The way of Christ the King


Today is the solemnity of Christ the King, and the final Sunday of the Church year, as well as the day when Pope Francis closes the door of mercy to conclude the Jubilee Year of Mercy (though if there is anyone to whom we wish to extend mercy as part of our own closure for this year, there is still time!) Advent begins next Sunday, and in the next week, people in the United States celebrate Thanksgiving, but in a time of much political and social turmoil.

The celebration of Christ the King was started by Pope Pius XI in 1925 as a response to secularism and the perceived need to remind Catholics to put Christ as the center of one’s life. In 1925 there was also social and political turmoil: it’s the year of the Scopes trial, the year Mussolini declared he was taking over Italy, and the year that Hitler published Mein Kampf. I don’t know whether Pope Pius XI had such specific events in mind, but the world then, as now, is in need of alternative models of virtue. For Christians, Christ is not only God, but also a model of what it means to live a good human life.
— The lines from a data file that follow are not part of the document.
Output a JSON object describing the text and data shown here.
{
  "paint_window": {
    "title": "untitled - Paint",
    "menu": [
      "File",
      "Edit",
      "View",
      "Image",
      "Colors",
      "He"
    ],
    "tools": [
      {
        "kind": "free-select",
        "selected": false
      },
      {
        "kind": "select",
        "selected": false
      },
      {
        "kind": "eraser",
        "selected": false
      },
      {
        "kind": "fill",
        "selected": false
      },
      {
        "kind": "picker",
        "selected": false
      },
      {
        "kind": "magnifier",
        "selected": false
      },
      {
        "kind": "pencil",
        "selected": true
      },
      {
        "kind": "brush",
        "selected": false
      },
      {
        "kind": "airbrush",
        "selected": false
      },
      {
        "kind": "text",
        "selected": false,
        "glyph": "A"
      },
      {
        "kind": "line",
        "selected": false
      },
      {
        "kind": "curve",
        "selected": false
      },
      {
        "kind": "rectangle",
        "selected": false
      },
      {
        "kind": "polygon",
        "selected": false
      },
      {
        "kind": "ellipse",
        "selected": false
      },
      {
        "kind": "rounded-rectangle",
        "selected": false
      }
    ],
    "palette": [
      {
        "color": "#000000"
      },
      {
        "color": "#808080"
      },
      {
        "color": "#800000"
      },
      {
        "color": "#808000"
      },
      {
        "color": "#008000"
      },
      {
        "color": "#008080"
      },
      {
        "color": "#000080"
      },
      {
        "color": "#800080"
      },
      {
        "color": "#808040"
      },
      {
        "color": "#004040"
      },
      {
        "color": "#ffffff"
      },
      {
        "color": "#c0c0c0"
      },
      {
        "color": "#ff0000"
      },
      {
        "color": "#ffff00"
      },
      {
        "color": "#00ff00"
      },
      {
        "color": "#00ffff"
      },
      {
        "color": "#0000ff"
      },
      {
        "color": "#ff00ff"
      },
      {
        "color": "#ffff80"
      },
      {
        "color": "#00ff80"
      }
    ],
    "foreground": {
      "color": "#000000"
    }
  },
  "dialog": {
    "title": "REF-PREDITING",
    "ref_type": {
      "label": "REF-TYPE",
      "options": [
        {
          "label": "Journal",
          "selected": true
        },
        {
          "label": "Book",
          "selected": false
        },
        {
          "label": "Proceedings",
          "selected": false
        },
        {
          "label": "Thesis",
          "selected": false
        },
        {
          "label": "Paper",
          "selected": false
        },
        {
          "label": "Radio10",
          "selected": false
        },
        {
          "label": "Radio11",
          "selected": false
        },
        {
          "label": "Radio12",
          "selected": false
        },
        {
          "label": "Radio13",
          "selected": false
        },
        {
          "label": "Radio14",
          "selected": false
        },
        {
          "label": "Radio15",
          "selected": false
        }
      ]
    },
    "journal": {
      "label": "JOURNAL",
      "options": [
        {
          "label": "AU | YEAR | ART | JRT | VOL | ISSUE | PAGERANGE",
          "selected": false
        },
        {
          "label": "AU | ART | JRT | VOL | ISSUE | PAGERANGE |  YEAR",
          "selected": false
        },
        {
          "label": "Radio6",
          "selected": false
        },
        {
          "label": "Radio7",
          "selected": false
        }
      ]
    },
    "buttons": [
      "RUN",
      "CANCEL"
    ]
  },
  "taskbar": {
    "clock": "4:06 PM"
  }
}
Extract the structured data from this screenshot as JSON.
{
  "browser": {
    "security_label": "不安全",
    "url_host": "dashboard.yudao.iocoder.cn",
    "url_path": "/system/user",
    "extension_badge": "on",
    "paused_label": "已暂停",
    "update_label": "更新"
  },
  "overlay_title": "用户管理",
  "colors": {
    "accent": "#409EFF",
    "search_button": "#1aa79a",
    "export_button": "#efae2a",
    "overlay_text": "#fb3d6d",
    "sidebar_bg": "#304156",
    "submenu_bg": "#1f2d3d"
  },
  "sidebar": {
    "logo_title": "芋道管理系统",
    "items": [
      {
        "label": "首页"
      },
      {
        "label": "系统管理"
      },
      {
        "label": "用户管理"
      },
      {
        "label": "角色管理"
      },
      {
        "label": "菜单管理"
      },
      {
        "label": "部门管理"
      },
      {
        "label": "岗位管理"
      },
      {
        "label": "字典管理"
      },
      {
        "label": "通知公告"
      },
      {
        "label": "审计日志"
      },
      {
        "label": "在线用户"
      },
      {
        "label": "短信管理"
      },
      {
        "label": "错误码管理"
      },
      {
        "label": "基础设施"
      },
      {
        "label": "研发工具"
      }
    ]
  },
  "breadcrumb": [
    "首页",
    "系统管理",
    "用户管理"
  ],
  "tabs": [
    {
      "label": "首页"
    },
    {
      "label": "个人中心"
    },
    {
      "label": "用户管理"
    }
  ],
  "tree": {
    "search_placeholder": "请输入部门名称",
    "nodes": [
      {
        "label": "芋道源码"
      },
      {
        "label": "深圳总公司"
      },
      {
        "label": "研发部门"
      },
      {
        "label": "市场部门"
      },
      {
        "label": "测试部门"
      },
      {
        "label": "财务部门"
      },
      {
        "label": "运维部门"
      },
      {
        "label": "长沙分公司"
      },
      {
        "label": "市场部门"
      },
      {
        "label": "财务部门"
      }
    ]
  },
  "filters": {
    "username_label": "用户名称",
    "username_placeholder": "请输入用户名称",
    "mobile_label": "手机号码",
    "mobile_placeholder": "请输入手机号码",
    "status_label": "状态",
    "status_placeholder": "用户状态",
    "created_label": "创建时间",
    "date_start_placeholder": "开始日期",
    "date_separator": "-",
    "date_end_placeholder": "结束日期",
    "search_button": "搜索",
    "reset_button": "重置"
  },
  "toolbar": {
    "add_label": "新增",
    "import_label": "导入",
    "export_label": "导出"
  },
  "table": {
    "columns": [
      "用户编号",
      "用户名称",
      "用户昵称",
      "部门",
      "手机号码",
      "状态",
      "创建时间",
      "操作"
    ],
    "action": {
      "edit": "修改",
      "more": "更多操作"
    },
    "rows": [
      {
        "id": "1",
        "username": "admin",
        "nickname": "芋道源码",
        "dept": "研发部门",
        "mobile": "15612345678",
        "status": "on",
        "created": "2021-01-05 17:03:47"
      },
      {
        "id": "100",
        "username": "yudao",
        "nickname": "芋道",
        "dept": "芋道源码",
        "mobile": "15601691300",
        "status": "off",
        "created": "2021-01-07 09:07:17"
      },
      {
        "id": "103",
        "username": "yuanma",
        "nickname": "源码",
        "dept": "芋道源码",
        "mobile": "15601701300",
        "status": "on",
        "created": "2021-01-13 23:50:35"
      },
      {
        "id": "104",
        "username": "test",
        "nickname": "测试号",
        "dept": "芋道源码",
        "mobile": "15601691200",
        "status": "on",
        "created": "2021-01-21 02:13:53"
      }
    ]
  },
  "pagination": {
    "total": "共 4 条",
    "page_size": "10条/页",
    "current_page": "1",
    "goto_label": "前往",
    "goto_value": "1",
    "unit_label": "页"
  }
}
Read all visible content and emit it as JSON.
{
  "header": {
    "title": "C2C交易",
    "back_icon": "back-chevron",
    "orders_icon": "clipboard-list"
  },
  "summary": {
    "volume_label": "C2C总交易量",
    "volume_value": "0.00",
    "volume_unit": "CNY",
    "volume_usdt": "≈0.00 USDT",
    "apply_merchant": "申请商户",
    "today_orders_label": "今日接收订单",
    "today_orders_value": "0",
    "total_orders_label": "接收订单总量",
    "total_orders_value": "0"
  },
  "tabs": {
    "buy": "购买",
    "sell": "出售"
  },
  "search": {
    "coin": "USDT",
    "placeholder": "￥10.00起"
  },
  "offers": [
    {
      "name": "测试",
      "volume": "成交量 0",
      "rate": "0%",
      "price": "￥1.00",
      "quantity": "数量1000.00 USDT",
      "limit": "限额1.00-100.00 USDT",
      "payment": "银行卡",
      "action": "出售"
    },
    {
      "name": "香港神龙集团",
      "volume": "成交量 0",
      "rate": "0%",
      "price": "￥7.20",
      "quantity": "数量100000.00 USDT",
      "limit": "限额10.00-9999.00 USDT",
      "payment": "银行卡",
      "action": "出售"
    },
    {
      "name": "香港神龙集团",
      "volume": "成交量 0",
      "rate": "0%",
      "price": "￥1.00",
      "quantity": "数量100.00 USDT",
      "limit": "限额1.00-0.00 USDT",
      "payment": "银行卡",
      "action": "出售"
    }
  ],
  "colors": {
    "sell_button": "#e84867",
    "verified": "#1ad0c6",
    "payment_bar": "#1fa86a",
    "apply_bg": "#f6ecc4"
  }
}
To say that he is King, however, doesn’t mean to suggest that we ought to ourselves try to be kinglike, but rather to express the idea that his kingship is a metaphor for the idea that we Christians ought to follow his way rather than other ways.

The way of Christ is the way of the poor. The way of Christ is the way of the Cross. The three biggest feast days of the church year that is coming our way are Christmas, Easter, and Pentecost. At Christmas, we recall that God entered the world of a poor, displaced family and grew up in a relatively poor area among a politically marginalized group—the Jewish people, God’s chosen people—living under Roman oppression. During Holy Week, we remember that Christ’s way was also the way of the cross, being willing to suffer for the sake of love and to love others in society that others would not—the sick, the lepers, those with disabilities, the woman caught in adultery, the Samaritan who practiced a different faith tradition, the tax collector, even the Roman soldier. At Pentecost, we remember that we receive the Holy Spirit and are asked to cooperate in the process of redemption, to know that Jesus as Messiah includes our own co-creating a new kingdom along with God. The first disciples knew well the experience that this cooperation with the Spirit was also the way of suffering and of their own crosses as well, insofar as they, too, were called to be with those who are on the margins. This is true for us, too, today in our own time and own places.

The way of Christ is the way of the poor. The way of Christ is the way of the Cross.